EPA Initiating Rule to Reduce Mercury from Dental Offices
Recently, the EPA announced it intends to propose a rule to reduce mercury waste from dental offices. Mercury is a concern to human health because it is considered a persistent bioaccumulative toxic element.
According to the EPA, dental amalgams, or fillings containing mercury, account for 3.7 tons of mercury discharged into US waterways each year.
The EPA cited several studies and reports, including those from the National Association of Clean Water Agencies and the American Dental Association, which have identified dental offices as the main source of mercury discharges into publicly-owned water treatment facilities.
Mercury makes its way into the environment through discharges to rivers and lakes after the waste is flushed into chair-side drains and enters the wastewater system. Once released, certain microorganisms can change elemental mercury into methylmercury, a highly toxic form that can damage brain development and nervous systems. Fish and shellfish are the main sources of methylmercury exposure to humans.
Until the final rule is promulgated, the EPA is encouraging all dental offices to install amalgam separators, which should capture about 95% of the mercury that would otherwise enter waterways. Dental offices will be able to use this technology to meet the proposed requirements. The EPA expects to announce the new rule to reduce discharges in 2011 and to have it finalized by 2012.
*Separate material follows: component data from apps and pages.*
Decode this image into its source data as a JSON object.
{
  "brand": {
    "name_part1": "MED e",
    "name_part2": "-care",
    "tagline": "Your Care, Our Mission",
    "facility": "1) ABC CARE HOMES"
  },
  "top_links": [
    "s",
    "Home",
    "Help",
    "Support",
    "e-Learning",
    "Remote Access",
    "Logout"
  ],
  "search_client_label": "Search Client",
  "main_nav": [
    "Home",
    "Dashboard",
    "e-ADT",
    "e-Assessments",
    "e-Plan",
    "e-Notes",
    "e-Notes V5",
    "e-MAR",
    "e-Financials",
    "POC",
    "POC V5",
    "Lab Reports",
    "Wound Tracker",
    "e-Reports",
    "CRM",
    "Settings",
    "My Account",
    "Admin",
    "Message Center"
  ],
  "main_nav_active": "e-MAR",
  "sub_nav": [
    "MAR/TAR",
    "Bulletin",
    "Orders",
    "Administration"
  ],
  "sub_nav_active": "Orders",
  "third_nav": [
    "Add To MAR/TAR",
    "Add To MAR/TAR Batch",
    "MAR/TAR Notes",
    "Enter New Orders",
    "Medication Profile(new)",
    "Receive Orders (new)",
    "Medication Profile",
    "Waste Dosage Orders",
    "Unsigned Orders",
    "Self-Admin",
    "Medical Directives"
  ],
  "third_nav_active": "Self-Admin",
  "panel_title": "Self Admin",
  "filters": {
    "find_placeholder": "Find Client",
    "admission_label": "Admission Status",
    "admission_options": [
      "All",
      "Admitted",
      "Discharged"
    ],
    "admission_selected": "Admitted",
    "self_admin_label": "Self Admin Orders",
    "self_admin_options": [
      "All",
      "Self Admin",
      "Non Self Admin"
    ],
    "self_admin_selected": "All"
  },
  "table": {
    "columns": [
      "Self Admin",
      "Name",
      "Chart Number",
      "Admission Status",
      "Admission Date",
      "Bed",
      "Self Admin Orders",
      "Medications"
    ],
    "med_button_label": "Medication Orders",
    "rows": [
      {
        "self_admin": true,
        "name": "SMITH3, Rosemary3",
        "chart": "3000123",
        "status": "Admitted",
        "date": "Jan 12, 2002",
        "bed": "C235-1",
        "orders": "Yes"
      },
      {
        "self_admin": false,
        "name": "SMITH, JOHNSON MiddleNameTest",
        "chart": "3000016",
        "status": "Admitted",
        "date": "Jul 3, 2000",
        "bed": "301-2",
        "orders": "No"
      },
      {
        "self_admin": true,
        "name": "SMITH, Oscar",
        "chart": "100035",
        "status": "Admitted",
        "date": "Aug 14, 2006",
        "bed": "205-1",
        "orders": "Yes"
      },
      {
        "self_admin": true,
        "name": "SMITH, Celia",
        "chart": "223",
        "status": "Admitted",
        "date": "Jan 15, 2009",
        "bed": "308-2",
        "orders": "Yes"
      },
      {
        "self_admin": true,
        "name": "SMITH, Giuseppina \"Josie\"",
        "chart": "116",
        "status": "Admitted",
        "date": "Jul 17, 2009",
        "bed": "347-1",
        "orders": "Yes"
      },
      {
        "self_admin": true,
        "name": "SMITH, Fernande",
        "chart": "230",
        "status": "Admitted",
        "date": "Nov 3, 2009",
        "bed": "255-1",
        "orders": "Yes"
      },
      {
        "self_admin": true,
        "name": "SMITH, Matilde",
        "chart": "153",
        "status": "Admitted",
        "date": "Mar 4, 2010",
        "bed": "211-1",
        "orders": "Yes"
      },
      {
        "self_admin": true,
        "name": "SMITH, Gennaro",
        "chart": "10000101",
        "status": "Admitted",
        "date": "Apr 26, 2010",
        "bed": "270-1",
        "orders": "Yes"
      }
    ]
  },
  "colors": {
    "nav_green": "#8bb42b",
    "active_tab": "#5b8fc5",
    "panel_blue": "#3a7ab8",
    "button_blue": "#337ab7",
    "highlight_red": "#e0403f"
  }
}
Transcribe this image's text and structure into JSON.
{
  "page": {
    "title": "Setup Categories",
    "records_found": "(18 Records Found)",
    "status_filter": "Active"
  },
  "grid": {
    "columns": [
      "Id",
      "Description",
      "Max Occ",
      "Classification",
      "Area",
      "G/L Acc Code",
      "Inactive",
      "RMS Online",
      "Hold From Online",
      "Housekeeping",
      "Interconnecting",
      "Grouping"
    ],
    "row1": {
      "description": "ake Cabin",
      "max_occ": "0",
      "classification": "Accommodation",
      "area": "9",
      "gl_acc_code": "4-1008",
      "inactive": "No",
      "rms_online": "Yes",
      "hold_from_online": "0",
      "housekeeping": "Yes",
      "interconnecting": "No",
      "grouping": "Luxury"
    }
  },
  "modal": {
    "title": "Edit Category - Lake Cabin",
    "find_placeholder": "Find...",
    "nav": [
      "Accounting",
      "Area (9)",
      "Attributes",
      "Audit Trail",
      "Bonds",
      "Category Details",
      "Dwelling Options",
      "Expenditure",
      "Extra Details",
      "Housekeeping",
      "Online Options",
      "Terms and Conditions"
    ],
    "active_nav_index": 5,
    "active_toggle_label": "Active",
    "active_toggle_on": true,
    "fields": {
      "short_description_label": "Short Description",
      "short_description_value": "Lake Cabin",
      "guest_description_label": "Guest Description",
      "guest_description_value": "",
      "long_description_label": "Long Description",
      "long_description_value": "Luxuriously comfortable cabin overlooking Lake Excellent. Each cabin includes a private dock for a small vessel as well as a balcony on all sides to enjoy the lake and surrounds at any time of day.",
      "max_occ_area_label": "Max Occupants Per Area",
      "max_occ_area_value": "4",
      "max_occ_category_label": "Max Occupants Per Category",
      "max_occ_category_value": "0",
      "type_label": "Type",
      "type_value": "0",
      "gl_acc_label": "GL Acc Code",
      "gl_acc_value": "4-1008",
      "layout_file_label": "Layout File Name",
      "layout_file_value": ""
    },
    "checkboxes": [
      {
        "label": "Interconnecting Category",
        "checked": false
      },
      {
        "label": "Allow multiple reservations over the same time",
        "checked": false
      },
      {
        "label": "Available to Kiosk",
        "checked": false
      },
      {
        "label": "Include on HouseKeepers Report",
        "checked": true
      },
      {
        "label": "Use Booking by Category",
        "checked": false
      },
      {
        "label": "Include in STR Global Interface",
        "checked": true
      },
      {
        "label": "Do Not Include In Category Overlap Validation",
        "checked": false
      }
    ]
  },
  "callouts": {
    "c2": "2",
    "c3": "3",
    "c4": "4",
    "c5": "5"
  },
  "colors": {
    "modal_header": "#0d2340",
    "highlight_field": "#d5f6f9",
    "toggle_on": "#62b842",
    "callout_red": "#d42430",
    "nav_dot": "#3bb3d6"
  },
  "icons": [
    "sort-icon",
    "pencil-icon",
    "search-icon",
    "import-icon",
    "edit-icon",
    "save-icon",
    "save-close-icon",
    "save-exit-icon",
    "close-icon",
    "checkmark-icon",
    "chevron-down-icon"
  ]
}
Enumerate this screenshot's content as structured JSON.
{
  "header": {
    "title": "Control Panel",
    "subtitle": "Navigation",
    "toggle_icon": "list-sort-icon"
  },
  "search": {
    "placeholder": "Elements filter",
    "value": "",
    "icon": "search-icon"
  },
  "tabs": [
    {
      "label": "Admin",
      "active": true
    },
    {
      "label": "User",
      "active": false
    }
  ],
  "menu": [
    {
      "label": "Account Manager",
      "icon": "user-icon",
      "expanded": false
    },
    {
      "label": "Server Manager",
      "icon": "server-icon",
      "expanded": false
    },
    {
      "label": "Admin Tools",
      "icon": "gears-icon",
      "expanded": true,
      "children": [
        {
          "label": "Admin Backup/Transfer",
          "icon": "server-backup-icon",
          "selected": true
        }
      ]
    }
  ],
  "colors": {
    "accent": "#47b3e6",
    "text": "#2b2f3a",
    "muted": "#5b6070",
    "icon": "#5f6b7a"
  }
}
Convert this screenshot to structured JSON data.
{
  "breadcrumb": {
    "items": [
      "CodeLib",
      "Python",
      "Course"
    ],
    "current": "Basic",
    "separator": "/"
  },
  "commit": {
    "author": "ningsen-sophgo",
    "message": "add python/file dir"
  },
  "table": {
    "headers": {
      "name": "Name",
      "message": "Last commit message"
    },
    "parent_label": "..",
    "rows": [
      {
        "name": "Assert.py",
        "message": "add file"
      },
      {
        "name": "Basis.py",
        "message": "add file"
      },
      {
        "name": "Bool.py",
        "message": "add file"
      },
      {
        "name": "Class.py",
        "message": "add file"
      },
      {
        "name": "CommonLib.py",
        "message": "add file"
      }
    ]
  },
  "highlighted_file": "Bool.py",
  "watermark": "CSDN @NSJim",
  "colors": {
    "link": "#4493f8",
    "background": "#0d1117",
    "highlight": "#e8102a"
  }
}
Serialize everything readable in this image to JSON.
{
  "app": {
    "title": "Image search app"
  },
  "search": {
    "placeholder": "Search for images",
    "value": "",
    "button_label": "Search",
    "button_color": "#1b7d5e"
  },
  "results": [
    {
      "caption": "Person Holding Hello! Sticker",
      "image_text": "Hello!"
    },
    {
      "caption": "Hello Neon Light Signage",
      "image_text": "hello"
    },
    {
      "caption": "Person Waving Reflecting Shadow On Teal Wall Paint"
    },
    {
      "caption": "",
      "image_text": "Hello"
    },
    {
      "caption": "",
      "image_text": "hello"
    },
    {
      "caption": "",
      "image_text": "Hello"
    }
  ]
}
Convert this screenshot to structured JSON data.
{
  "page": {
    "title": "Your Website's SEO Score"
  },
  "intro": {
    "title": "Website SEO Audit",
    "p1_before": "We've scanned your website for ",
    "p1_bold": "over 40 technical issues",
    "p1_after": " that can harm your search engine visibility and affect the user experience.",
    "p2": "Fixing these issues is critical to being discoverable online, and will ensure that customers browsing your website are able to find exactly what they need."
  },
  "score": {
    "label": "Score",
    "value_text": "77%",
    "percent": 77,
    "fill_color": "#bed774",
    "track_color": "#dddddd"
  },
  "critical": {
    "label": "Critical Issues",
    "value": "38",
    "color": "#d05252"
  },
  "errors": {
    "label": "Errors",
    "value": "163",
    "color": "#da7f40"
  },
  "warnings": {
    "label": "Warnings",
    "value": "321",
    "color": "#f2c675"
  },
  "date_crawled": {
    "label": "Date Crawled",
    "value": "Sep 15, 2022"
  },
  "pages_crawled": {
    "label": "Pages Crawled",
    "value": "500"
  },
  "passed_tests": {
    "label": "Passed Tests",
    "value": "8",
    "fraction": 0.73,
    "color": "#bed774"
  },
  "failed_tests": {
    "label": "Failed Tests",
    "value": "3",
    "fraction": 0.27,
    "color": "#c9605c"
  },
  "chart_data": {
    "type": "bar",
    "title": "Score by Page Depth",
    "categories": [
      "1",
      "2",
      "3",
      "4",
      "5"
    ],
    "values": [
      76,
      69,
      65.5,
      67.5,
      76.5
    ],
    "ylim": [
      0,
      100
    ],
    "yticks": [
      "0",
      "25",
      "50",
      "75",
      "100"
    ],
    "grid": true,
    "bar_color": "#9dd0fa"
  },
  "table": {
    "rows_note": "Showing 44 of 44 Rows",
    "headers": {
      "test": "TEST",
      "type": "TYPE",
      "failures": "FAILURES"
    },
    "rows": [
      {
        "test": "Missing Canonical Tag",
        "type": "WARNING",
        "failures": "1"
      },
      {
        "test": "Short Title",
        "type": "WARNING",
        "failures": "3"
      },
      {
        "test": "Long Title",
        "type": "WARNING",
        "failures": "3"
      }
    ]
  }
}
Learn more about the dental amalgam effluent guidelines by visiting